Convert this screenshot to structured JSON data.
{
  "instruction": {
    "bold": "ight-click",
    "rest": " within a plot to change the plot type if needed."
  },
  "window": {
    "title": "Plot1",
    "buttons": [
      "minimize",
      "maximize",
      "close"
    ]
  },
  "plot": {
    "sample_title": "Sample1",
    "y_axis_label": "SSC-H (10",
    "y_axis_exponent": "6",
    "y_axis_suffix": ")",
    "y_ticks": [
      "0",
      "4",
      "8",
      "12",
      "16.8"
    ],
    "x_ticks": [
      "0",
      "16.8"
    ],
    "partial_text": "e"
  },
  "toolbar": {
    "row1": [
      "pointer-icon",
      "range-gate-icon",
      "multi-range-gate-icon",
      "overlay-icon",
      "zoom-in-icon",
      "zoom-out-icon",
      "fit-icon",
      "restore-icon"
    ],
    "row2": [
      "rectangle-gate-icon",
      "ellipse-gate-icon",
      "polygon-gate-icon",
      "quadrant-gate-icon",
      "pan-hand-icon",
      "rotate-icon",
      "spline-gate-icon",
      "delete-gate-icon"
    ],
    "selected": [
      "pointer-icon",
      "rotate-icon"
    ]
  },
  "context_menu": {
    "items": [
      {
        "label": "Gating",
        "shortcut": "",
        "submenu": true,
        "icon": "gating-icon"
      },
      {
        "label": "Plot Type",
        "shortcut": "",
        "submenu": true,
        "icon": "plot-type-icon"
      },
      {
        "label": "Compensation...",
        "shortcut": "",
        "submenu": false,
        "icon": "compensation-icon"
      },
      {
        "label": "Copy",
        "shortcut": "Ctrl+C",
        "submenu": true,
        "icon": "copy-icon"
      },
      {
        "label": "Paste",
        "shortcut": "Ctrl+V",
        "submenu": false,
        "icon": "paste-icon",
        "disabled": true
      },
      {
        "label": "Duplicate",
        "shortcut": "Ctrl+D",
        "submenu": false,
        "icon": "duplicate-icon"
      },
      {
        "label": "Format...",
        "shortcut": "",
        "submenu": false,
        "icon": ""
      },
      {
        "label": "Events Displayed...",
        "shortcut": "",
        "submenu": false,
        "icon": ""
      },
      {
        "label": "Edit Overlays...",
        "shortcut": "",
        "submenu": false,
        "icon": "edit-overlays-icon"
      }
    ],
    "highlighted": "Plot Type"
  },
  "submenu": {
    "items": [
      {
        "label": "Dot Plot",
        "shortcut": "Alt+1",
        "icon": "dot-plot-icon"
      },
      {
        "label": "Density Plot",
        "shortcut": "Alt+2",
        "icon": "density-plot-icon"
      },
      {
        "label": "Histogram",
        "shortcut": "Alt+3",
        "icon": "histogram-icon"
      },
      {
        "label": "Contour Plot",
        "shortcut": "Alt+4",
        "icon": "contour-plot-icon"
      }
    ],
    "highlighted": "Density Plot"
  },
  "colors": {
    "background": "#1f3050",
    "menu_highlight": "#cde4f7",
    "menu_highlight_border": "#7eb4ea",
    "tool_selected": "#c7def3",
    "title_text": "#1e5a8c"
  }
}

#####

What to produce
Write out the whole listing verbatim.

Written answer
Convert this screenshot to structured JSON data.
{
  "instruction": {
    "bold": "ight-click",
    "rest": " within a plot to change the plot type if needed."
  },
  "window": {
    "title": "Plot1",
    "buttons": [
      "minimize",
      "maximize",
      "close"
    ]
  },
  "plot": {
    "sample_title": "Sample1",
    "y_axis_label": "SSC-H (10",
    "y_axis_exponent": "6",
    "y_axis_suffix": ")",
    "y_ticks": [
      "0",
      "4",
      "8",
      "12",
      "16.8"
    ],
    "x_ticks": [
      "0",
      "16.8"
    ],
    "partial_text": "e"
  },
  "toolbar": {
    "row1": [
      "pointer-icon",
      "range-gate-icon",
      "multi-range-gate-icon",
      "overlay-icon",
      "zoom-in-icon",
      "zoom-out-icon",
      "fit-icon",
      "restore-icon"
    ],
    "row2": [
      "rectangle-gate-icon",
      "ellipse-gate-icon",
      "polygon-gate-icon",
      "quadrant-gate-icon",
      "pan-hand-icon",
      "rotate-icon",
      "spline-gate-icon",
      "delete-gate-icon"
    ],
    "selected": [
      "pointer-icon",
      "rotate-icon"
    ]
  },
  "context_menu": {
    "items": [
      {
        "label": "Gating",
        "shortcut": "",
        "submenu": true,
        "icon": "gating-icon"
      },
      {
        "label": "Plot Type",
        "shortcut": "",
        "submenu": true,
        "icon": "plot-type-icon"
      },
      {
        "label": "Compensation...",
        "shortcut": "",
        "submenu": false,
        "icon": "compensation-icon"
      },
      {
        "label": "Copy",
        "shortcut": "Ctrl+C",
        "submenu": true,
        "icon": "copy-icon"
      },
      {
        "label": "Paste",
        "shortcut": "Ctrl+V",
        "submenu": false,
        "icon": "paste-icon",
        "disabled": true
      },
      {
        "label": "Duplicate",
        "shortcut": "Ctrl+D",
        "submenu": false,
        "icon": "duplicate-icon"
      },
      {
        "label": "Format...",
        "shortcut": "",
        "submenu": false,
        "icon": ""
      },
      {
        "label": "Events Displayed...",
        "shortcut": "",
        "submenu": false,
        "icon": ""
      },
      {
        "label": "Edit Overlays...",
        "shortcut": "",
        "submenu": false,
        "icon": "edit-overlays-icon"
      }
    ],
    "highlighted": "Plot Type"
  },
  "submenu": {
    "items": [
      {
        "label": "Dot Plot",
        "shortcut": "Alt+1",
        "icon": "dot-plot-icon"
      },
      {
        "label": "Density Plot",
        "shortcut": "Alt+2",
        "icon": "density-plot-icon"
      },
      {
        "label": "Histogram",
        "shortcut": "Alt+3",
        "icon": "histogram-icon"
      },
      {
        "label": "Contour Plot",
        "shortcut": "Alt+4",
        "icon": "contour-plot-icon"
      }
    ],
    "highlighted": "Density Plot"
  },
  "colors": {
    "background": "#1f3050",
    "menu_highlight": "#cde4f7",
    "menu_highlight_border": "#7eb4ea",
    "tool_selected": "#c7def3",
    "title_text": "#1e5a8c"
  }
}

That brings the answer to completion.